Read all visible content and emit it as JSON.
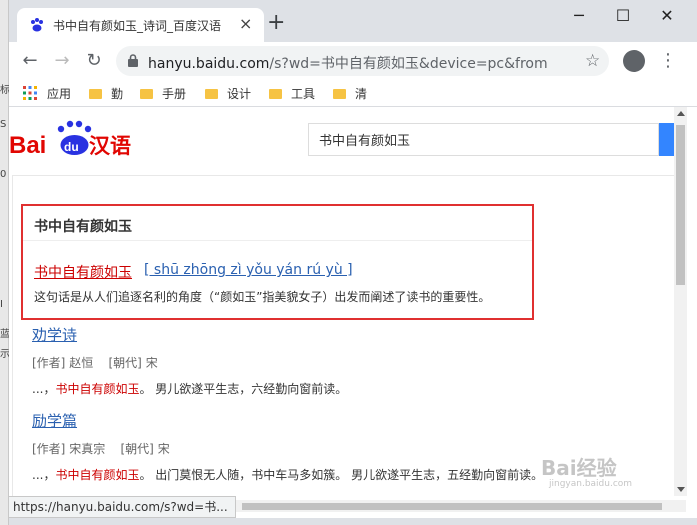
{
  "desktop_sliver": [
    "标",
    "S",
    "0",
    "I",
    "蓝",
    "示"
  ],
  "browser": {
    "tab_title": "书中自有颜如玉_诗词_百度汉语",
    "tab_close": "×",
    "new_tab": "+",
    "window_controls": {
      "minimize": "─",
      "maximize": "☐",
      "close": "✕"
    },
    "url_host": "hanyu.baidu.com",
    "url_rest": "/s?wd=书中自有颜如玉&device=pc&from=h...",
    "bookmarks": [
      "应用",
      "勤",
      "手册",
      "设计",
      "工具",
      "清"
    ],
    "status_url": "https://hanyu.baidu.com/s?wd=书..."
  },
  "page": {
    "logo": {
      "bai": "Bai",
      "du": "du",
      "hanyu": "汉语"
    },
    "search_value": "书中自有颜如玉",
    "card": {
      "title": "书中自有颜如玉",
      "term": "书中自有颜如玉",
      "pinyin": "[ shū zhōng zì yǒu yán rú yù ]",
      "description": "这句话是从人们追逐名利的角度（“颜如玉”指美貌女子）出发而阐述了读书的重要性。"
    },
    "poems": [
      {
        "title": "劝学诗",
        "author_label": "[作者]",
        "author": "赵恒",
        "dynasty_label": "[朝代]",
        "dynasty": "宋",
        "line_prefix": "...，",
        "line_highlight": "书中自有颜如玉",
        "line_suffix": "。 男儿欲遂平生志，六经勤向窗前读。"
      },
      {
        "title": "励学篇",
        "author_label": "[作者]",
        "author": "宋真宗",
        "dynasty_label": "[朝代]",
        "dynasty": "宋",
        "line_prefix": "...，",
        "line_highlight": "书中自有颜如玉",
        "line_suffix": "。 出门莫恨无人随，书中车马多如簇。 男儿欲遂平生志，五经勤向窗前读。"
      }
    ],
    "watermark_main": "Bai经验",
    "watermark_sub": "jingyan.baidu.com"
  },
  "colors": {
    "accent_red": "#e03030",
    "link_blue": "#2a60b0",
    "highlight_red": "#cc0000",
    "search_blue": "#3385ff"
  }
}
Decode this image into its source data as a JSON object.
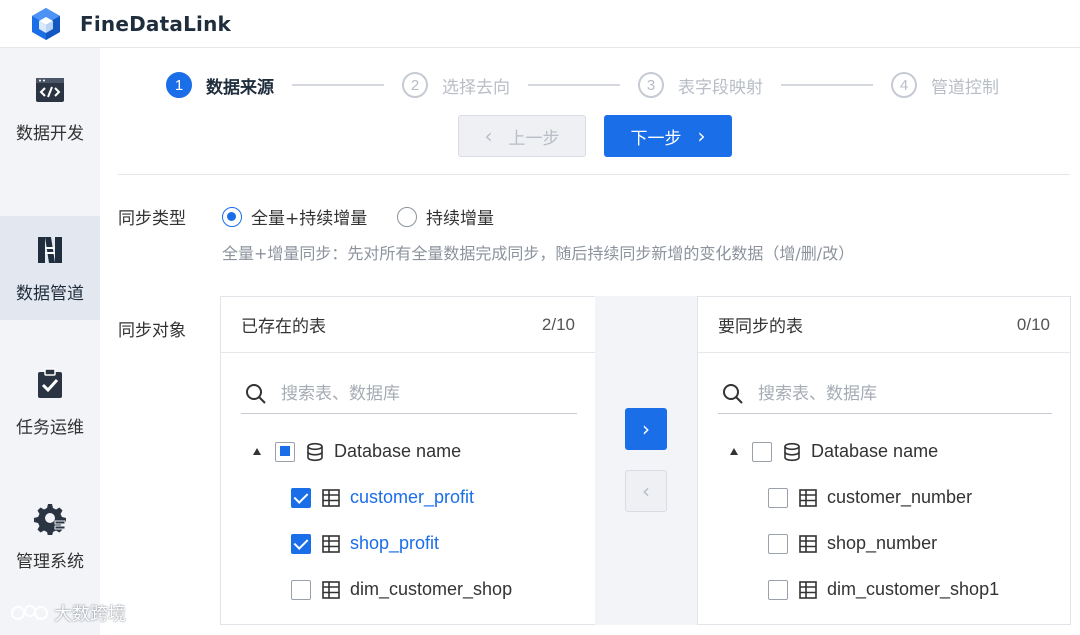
{
  "app": {
    "title": "FineDataLink"
  },
  "sidebar": {
    "items": [
      {
        "label": "数据开发",
        "icon": "code-icon",
        "active": false
      },
      {
        "label": "数据管道",
        "icon": "pipeline-icon",
        "active": true
      },
      {
        "label": "任务运维",
        "icon": "task-check-icon",
        "active": false
      },
      {
        "label": "管理系统",
        "icon": "gear-icon",
        "active": false
      }
    ]
  },
  "steps": [
    {
      "num": "1",
      "label": "数据来源",
      "active": true
    },
    {
      "num": "2",
      "label": "选择去向",
      "active": false
    },
    {
      "num": "3",
      "label": "表字段映射",
      "active": false
    },
    {
      "num": "4",
      "label": "管道控制",
      "active": false
    }
  ],
  "nav": {
    "prev_label": "上一步",
    "next_label": "下一步"
  },
  "sync_type": {
    "label": "同步类型",
    "options": [
      {
        "label": "全量+持续增量",
        "selected": true
      },
      {
        "label": "持续增量",
        "selected": false
      }
    ],
    "description": "全量+增量同步：先对所有全量数据完成同步，随后持续同步新增的变化数据（增/删/改）"
  },
  "sync_object": {
    "label": "同步对象",
    "source": {
      "title": "已存在的表",
      "count": "2/10",
      "search_placeholder": "搜索表、数据库",
      "database": "Database name",
      "tables": [
        {
          "name": "customer_profit",
          "checked": true
        },
        {
          "name": "shop_profit",
          "checked": true
        },
        {
          "name": "dim_customer_shop",
          "checked": false
        }
      ]
    },
    "target": {
      "title": "要同步的表",
      "count": "0/10",
      "search_placeholder": "搜索表、数据库",
      "database": "Database name",
      "tables": [
        {
          "name": "customer_number",
          "checked": false
        },
        {
          "name": "shop_number",
          "checked": false
        },
        {
          "name": "dim_customer_shop1",
          "checked": false
        }
      ]
    }
  },
  "watermark": {
    "text": "大数跨境"
  },
  "colors": {
    "primary": "#1a6ee8",
    "sidebar_bg": "#f2f4f7",
    "sidebar_active": "#e3e8f0"
  }
}
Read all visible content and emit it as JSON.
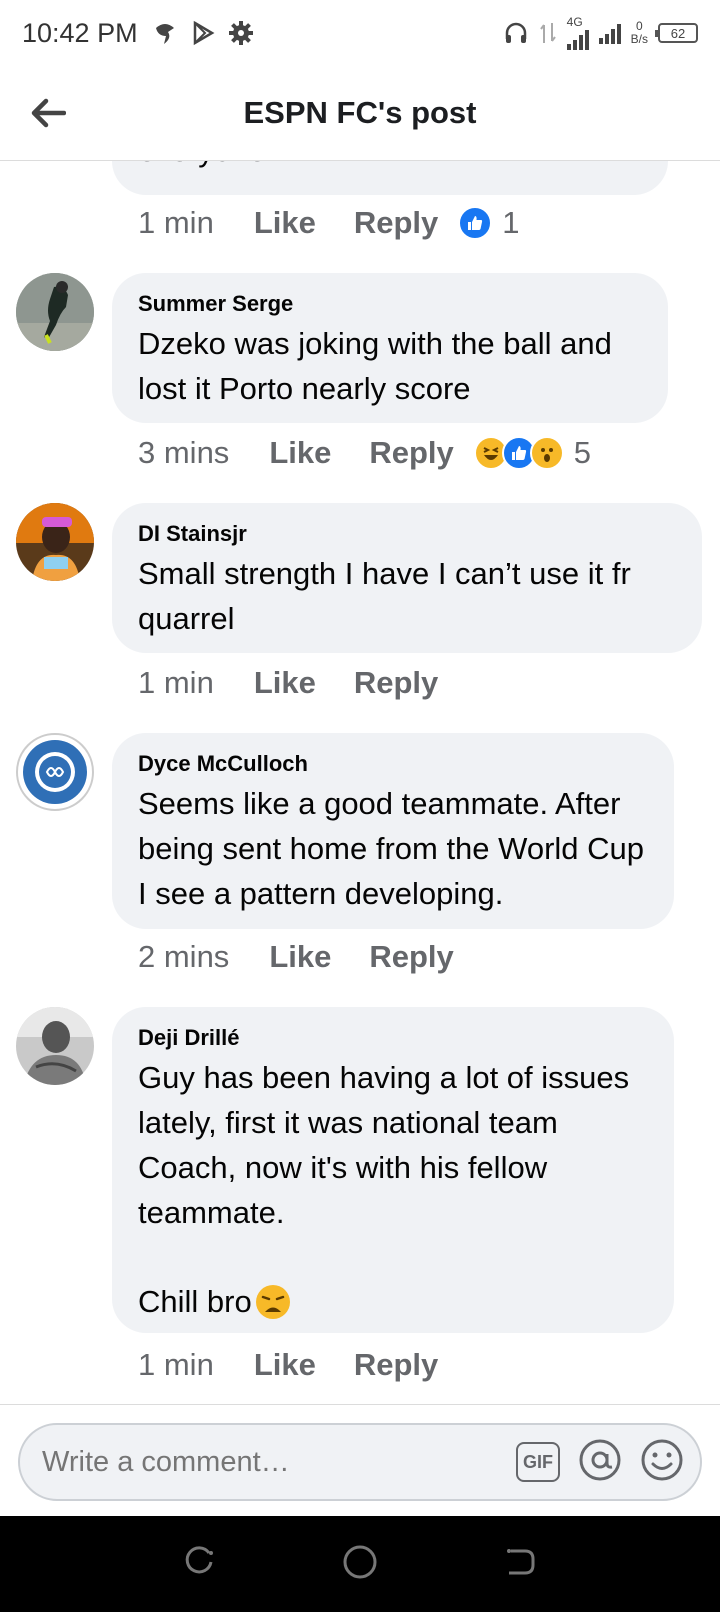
{
  "status_bar": {
    "time": "10:42 PM",
    "network": "4G",
    "data_speed_value": "0",
    "data_speed_unit": "B/s",
    "battery": "62"
  },
  "header": {
    "title": "ESPN FC's post"
  },
  "partial_comment": {
    "text_tail": "everyone",
    "time": "1 min",
    "like_label": "Like",
    "reply_label": "Reply",
    "reaction_count": "1"
  },
  "comments": [
    {
      "author": "Summer Serge",
      "text": "Dzeko was joking with the ball and lost it Porto nearly score",
      "time": "3 mins",
      "like_label": "Like",
      "reply_label": "Reply",
      "reaction_count": "5"
    },
    {
      "author": "DI Stainsjr",
      "text": "Small strength I have I can’t use it fr quarrel",
      "time": "1 min",
      "like_label": "Like",
      "reply_label": "Reply"
    },
    {
      "author": "Dyce McCulloch",
      "text": "Seems like a good teammate. After being sent home from the World Cup I see a pattern developing.",
      "time": "2 mins",
      "like_label": "Like",
      "reply_label": "Reply"
    },
    {
      "author": "Deji Drillé",
      "text_line1": "Guy has been having a lot of issues lately, first it was national team Coach, now it's with his fellow teammate.",
      "text_line2": "Chill bro",
      "time": "1 min",
      "like_label": "Like",
      "reply_label": "Reply"
    }
  ],
  "composer": {
    "placeholder": "Write a comment…",
    "gif_label": "GIF"
  },
  "colors": {
    "bubble": "#f0f2f5",
    "like_blue": "#1877f2",
    "meta_gray": "#65676b",
    "haha_yellow": "#f7b928"
  },
  "icons": [
    "back-arrow-icon",
    "like-reaction-icon",
    "haha-reaction-icon",
    "wow-reaction-icon",
    "gif-icon",
    "mention-icon",
    "emoji-icon"
  ]
}
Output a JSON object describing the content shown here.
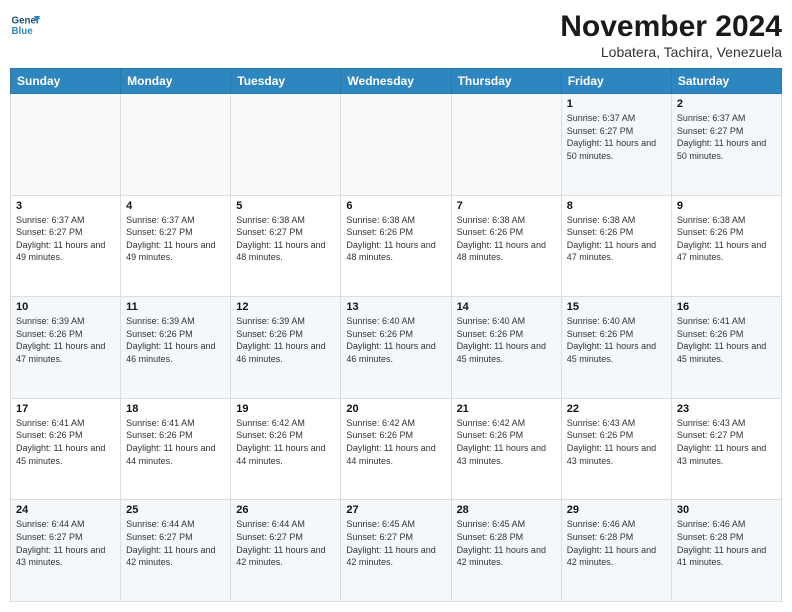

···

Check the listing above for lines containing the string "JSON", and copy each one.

Read all visible content and emit it as JSON.
Decode this image into its source data as a JSON object.
Read all visible content and emit it as JSON.
Output a JSON object describing the content shown here.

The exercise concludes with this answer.